-- RECORDS TO PROCESS follows --

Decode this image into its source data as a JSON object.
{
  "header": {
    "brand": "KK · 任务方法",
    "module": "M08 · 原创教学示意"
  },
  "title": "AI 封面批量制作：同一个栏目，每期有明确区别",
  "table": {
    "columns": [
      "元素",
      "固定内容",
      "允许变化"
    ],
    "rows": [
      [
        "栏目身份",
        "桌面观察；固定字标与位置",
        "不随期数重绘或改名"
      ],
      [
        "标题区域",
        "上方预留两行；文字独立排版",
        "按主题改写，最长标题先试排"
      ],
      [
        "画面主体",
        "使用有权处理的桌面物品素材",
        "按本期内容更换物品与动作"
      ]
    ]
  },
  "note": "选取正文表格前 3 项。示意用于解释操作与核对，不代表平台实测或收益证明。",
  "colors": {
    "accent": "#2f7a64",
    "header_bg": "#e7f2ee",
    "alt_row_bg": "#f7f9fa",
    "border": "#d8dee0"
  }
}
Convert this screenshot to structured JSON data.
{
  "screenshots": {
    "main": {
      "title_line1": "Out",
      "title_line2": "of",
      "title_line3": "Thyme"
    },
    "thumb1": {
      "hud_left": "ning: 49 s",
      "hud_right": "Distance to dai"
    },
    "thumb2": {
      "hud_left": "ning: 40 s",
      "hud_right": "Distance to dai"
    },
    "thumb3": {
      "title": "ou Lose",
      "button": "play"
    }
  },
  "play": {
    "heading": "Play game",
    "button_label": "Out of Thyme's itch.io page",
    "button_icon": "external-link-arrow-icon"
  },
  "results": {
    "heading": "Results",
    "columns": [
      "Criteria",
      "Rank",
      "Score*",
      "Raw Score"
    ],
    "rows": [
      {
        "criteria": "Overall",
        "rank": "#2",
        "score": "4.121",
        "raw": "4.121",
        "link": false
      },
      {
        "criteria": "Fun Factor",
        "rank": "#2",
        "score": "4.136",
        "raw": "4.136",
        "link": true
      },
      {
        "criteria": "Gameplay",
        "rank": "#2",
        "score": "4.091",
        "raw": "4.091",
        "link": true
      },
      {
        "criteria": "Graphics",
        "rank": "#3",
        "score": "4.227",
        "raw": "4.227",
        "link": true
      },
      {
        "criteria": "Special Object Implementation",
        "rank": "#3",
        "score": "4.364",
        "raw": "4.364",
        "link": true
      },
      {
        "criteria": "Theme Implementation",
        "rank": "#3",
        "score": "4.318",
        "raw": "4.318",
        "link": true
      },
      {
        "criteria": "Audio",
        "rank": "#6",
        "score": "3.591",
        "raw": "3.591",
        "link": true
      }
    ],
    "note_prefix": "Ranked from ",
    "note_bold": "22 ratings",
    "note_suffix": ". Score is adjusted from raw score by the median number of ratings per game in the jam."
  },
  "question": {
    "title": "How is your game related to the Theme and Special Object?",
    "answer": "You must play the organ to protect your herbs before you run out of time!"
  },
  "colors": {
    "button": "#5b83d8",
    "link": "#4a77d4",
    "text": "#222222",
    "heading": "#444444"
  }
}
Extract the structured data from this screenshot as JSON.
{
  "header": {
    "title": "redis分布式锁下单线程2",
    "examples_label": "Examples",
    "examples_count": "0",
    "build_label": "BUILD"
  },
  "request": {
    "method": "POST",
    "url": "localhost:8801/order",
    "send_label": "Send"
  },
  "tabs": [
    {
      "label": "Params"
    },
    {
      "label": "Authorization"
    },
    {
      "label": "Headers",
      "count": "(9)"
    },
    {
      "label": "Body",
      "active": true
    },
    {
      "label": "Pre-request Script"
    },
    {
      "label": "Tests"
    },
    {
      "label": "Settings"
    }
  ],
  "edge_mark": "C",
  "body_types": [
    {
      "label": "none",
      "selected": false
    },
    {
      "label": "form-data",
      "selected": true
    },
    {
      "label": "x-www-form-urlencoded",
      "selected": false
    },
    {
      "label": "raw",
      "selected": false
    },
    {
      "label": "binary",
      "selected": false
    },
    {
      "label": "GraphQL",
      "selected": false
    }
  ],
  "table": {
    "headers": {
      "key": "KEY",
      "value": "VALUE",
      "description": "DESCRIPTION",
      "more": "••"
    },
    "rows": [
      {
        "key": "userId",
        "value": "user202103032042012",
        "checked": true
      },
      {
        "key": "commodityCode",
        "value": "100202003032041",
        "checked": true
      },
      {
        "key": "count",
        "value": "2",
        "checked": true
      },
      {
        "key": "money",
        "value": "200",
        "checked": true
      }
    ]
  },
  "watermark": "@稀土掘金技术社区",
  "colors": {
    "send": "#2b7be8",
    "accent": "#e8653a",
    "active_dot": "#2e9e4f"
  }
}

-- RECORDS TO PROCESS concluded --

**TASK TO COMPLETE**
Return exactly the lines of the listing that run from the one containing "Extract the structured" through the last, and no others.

**SOLUTION TO THE PROBLEM**
Extract the structured data from this screenshot as JSON.
{
  "header": {
    "title": "redis分布式锁下单线程2",
    "examples_label": "Examples",
    "examples_count": "0",
    "build_label": "BUILD"
  },
  "request": {
    "method": "POST",
    "url": "localhost:8801/order",
    "send_label": "Send"
  },
  "tabs": [
    {
      "label": "Params"
    },
    {
      "label": "Authorization"
    },
    {
      "label": "Headers",
      "count": "(9)"
    },
    {
      "label": "Body",
      "active": true
    },
    {
      "label": "Pre-request Script"
    },
    {
      "label": "Tests"
    },
    {
      "label": "Settings"
    }
  ],
  "edge_mark": "C",
  "body_types": [
    {
      "label": "none",
      "selected": false
    },
    {
      "label": "form-data",
      "selected": true
    },
    {
      "label": "x-www-form-urlencoded",
      "selected": false
    },
    {
      "label": "raw",
      "selected": false
    },
    {
      "label": "binary",
      "selected": false
    },
    {
      "label": "GraphQL",
      "selected": false
    }
  ],
  "table": {
    "headers": {
      "key": "KEY",
      "value": "VALUE",
      "description": "DESCRIPTION",
      "more": "••"
    },
    "rows": [
      {
        "key": "userId",
        "value": "user202103032042012",
        "checked": true
      },
      {
        "key": "commodityCode",
        "value": "100202003032041",
        "checked": true
      },
      {
        "key": "count",
        "value": "2",
        "checked": true
      },
      {
        "key": "money",
        "value": "200",
        "checked": true
      }
    ]
  },
  "watermark": "@稀土掘金技术社区",
  "colors": {
    "send": "#2b7be8",
    "accent": "#e8653a",
    "active_dot": "#2e9e4f"
  }
}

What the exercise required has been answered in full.